Google is acquiring companies almost every week, it seems. Today the search giant announced they've acquired PeakStream, a startup which sells tools for writing software that can take advantage of multi-core CPUs and GPUs.
Google is probably interested in this firm to improve the efficiency of their servers.
Financial terms of the deal were not disclosed. The acquisition was first reported Tuesday by The Register, and The Wall Street Journal confirmed the news.
Newer computers contain advanced processors, but it's often a challenge to write software that can unlock that power. PeakStream and competitor RapidMind are working on just that problem.
Software is most often designed to run in a linear fashion on a single processing core, but multicore chips can handle two or more tasks simultaneously.

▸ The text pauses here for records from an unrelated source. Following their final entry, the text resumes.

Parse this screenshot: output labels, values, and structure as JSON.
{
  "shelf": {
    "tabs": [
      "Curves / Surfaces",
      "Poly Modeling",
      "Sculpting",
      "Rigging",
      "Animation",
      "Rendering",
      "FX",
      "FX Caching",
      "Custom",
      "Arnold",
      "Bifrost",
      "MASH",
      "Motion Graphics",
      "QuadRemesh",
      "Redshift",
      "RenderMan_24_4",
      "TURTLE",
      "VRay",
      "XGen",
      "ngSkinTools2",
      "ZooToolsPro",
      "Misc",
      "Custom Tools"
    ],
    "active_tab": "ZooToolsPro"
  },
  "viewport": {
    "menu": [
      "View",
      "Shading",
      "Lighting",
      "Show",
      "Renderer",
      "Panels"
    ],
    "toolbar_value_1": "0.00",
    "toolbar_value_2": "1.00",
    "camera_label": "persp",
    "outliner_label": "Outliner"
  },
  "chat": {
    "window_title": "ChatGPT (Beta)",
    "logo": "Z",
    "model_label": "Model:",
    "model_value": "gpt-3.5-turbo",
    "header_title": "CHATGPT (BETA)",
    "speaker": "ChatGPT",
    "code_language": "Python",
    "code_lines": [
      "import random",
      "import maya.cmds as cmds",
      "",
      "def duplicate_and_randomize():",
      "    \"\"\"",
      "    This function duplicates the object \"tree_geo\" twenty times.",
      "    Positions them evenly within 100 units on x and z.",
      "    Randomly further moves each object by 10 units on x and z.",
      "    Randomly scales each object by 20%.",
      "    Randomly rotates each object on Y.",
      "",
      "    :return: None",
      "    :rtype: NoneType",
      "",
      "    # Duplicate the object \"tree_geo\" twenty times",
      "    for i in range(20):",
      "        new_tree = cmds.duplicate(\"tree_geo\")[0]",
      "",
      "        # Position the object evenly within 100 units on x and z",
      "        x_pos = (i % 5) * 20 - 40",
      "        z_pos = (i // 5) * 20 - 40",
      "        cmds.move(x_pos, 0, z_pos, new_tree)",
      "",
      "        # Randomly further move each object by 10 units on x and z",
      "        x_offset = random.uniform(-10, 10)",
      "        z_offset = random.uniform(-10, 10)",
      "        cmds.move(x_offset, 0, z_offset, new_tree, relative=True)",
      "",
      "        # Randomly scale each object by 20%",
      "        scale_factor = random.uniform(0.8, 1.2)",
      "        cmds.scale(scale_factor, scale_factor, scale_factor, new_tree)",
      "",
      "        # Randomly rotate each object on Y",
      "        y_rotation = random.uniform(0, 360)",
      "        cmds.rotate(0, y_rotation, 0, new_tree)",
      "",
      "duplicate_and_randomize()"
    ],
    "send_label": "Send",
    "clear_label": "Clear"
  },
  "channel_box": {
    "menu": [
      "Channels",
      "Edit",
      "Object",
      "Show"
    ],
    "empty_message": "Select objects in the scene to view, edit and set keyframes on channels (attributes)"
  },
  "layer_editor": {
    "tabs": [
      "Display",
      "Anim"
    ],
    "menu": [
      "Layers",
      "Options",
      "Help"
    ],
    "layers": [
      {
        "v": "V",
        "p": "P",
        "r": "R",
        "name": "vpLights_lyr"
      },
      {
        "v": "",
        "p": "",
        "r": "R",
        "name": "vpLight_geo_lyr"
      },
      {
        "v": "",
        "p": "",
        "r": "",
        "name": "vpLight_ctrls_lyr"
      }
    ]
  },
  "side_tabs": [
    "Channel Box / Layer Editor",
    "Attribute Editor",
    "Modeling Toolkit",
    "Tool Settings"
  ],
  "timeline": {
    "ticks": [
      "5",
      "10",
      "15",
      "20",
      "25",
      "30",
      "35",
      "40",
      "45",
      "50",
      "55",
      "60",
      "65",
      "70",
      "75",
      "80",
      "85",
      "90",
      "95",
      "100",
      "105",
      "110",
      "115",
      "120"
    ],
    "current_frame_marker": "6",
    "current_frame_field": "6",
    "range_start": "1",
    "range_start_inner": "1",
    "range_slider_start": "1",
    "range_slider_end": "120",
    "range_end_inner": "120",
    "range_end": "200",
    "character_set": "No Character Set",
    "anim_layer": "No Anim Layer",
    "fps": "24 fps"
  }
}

At the same time, graphics chips are increasingly suited not just for drawing elaborate videogame scenes or architectural renderings, but also general-purpose programming as well.
And ordinary computers can be spruced up with gaming chips such as the Cell Broadband Engine chip co-developed by IBM, Sony and Toshiba. Such programming tasks are difficult; IBM released a research project called Octopiler to try to make programming Cell easier, for example.